Q. How can I create more privacy in my garden?

Use shrubs and trees to create a small woodland garden, says Louisa Gilhooly

BEFORE

BEFORE

We all enjoy relaxing outdoors at the end of a busy day, but many suburban gardens in built-up areas are overlooked by neighbouring houses, which also cast shade for most of the day. To combat both problems, this woodland design features tall, leafy shade-loving plants.
A simple group of trees, or a multi-stemmed specimen, underplanted with shade-tolerant shrubs, herbaceous plants and bulbs, can create a woodland effect in any size garden.
Choose naturally airy trees with an open canopy, so plenty of light reaches the planting underneath without having to prune. I’ve used three betula utilis jacquemontii ‘grayswood ghost’, a cultivar with the purest, most luminescent white bark. Robinia pseudoacacia ‘frisia’ is another good choice – its rich golden-yellow leaves create a brilliant splash of colour from spring to autumn. Snake-bark maples, such as the striking acer davidii, have fabulous autumn colour and attractive winter bark too. 
As a focal point, acer palmatum ‘sango-kaku’ is a bright and eye-catching specimen, with its coral-red bark, graceful habit and dazzling gold autumn foliage.
For the most overlooked areas, evergreen ilex ‘nellie r stevens’ is a good-looking berry-bearing female holly with glossy, emerald-green foliage. Birds love its reliable, long-lasting crop of orange-red berries.
Foxgloves thrive in dappled shade at the back of the garden, their tall spires looking striking against the dark fence in summer. Elegant japanese anemones follow, flowering from august well into autumn, lighting up shady spots as the days shorten. Shade-loving geraniums provide a delicate display of flowers as they colonise the ground beneath trees. Attractive g. Phaeum has dark markings on the foliage matching the dramatic flowers.
The bold forms of dicksonia antarctica tree ferns add an architectural element to this naturalistic planting scheme, their shape echoed by native evergreen polystichum setiferum, the soft shield fern.
Woodland gardens have a relaxed and natural look and, as a bonus, many of these carefree plants are low maintenance too.

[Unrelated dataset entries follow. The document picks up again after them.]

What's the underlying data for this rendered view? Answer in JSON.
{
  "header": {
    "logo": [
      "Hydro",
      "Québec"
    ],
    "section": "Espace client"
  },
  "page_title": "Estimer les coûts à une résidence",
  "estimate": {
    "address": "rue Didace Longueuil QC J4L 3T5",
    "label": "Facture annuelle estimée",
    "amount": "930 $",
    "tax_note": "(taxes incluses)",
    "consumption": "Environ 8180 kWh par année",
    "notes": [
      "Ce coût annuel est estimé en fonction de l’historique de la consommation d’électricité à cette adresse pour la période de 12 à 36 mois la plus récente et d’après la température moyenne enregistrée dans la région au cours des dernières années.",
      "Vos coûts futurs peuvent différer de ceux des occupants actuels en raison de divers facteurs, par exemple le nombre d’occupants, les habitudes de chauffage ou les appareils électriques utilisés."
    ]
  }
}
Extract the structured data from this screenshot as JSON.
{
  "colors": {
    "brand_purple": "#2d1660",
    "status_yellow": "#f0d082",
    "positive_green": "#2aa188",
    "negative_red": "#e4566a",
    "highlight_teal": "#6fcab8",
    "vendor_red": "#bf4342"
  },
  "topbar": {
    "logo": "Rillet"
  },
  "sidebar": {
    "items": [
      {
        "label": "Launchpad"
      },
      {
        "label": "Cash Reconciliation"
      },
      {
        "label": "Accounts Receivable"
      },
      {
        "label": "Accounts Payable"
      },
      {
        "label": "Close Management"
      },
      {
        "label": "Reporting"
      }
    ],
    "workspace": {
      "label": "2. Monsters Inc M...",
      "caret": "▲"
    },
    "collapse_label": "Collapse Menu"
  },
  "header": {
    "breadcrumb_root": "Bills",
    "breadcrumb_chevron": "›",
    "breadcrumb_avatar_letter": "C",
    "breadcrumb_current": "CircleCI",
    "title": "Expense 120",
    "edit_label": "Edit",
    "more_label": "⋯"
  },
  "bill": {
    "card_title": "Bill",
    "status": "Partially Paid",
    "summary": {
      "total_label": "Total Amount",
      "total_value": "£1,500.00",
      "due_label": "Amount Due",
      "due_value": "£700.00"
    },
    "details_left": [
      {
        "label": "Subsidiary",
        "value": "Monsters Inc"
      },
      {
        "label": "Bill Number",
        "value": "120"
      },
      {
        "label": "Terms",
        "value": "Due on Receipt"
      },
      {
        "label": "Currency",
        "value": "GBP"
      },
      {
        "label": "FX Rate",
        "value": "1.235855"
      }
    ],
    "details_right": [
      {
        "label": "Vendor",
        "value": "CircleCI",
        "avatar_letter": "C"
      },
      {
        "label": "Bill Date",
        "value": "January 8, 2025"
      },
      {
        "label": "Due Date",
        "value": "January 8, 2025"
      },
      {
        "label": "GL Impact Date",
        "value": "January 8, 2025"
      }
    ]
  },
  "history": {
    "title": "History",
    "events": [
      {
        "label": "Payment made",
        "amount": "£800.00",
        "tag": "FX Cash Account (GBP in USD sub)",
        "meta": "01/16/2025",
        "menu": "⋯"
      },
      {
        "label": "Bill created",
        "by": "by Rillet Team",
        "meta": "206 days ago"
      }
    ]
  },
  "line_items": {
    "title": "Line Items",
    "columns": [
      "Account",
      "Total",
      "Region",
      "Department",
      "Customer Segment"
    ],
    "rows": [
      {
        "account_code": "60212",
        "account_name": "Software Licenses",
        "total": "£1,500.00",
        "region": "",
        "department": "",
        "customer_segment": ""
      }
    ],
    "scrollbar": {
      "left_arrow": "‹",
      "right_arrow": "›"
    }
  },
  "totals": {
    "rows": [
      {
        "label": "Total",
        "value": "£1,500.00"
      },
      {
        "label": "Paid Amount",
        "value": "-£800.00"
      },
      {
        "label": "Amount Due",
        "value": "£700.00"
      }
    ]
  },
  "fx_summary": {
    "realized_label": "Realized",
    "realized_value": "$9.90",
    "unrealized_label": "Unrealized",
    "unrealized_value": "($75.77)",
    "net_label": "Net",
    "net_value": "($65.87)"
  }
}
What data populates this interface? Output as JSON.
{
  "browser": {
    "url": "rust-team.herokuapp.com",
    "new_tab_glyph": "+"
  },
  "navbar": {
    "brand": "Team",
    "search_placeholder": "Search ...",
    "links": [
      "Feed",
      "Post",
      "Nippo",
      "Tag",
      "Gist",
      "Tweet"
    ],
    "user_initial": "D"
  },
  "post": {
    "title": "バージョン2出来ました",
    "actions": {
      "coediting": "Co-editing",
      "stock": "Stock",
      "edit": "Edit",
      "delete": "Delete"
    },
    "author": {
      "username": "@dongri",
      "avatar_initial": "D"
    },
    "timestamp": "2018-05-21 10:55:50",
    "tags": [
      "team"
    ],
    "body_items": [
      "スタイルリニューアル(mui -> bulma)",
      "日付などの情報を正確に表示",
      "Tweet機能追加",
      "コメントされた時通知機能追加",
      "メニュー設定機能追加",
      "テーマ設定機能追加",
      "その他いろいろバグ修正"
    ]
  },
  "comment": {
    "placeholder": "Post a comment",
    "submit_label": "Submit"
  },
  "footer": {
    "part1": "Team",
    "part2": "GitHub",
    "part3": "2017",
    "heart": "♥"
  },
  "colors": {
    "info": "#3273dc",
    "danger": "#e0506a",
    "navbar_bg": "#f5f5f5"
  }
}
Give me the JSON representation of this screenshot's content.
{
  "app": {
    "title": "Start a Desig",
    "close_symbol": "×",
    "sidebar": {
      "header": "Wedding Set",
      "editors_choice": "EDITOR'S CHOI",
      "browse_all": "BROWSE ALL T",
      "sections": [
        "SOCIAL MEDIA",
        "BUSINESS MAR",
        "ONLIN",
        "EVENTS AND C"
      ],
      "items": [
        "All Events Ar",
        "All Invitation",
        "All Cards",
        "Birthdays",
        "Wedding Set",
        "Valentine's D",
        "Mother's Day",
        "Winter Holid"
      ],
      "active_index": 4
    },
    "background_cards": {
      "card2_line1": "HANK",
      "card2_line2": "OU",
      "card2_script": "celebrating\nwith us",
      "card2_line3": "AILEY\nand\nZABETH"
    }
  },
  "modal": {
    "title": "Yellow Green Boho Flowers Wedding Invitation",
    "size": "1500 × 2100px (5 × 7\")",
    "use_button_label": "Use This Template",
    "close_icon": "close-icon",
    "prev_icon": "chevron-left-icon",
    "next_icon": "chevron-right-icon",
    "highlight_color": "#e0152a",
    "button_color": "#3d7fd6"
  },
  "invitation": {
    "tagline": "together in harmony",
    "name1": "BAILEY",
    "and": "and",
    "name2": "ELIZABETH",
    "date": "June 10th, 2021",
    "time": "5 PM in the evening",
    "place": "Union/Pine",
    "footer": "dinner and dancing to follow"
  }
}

Keep the area mulched to retain moisture and reduce weed growth; the only other tending your garden should need is occasional pruning as required. 

AFTER:  Small trees and large shrubs not only hide fences, they create privacy too

AFTER: Small trees and large shrubs not only hide fences, they create privacy too

THE SOLUTION

1. Make fences disappear Painted black, property boundaries seem to disappear into the background, making a small garden seem larger and less boxy. Black is an excellent colour to help fence panels (and sheds) recede.

2. Layer your plants Layered planting allows you to include more plants in your borders without the garden looking cramped. Start with small trees at the back, then plant a layer of shrubs around and in front of them, then add perennials and bulbs around the shrubs.

3. Screen the most exposed spots Plant a tall, dense evergreen such as this holly tree to hide neighbour windows and provide year-round screening.

4. Create year-round interest Choose a mix of evergreen and deciduous trees and shrubs with good autumn colour, berries and bark for winter interest. Include topiary specimens for shape and add flowering plants to provide seasonal colour accents.

5. Build an outdoor firepit Enjoy the garden on cooler days with a firepit. Store firewood under a fireproof concrete bench. 

6. Incorporate organic matter Soil beneath trees can dry out, so add lots of well-rotted organic matter such as leafmould when planting, and mulch generously in spring.

7. Add a focal point Choose an eye-catching specimen tree such as Acer palmatum ‘Sango-kaku’ for its autumn colour and winter bark. Here it’s planted with Polystichum setiferum ferns.

8. Choose shade lovers Look to nature when selecting plants for a shady corner of the garden. Woodland plants offer both attractive foliage and flowers that can brighten even the darkest corner – especially when you choose a variegated form, or white flowers that glow in the gloom.

9. Provide a foil for plants Bright gold, lush green and silvery white foliage looks even more vibrant when set against black fence panels.

10. Naturalise bulbs Brighten up a woodland garden by naturalising spring and autumn bulbs in the lawn and planting them under deciduous trees and shrubs. When planting, go for a natural drift or make a shapely swirl or circle in the lawn.

11. Orientate the garden at 45deg In very short or narrow sites, a 45-degree orientation takes the emphasis away from the closeness of the boundaries and can make a garden seem longer than it really is. This garden feels screened and protected, but not boxed in.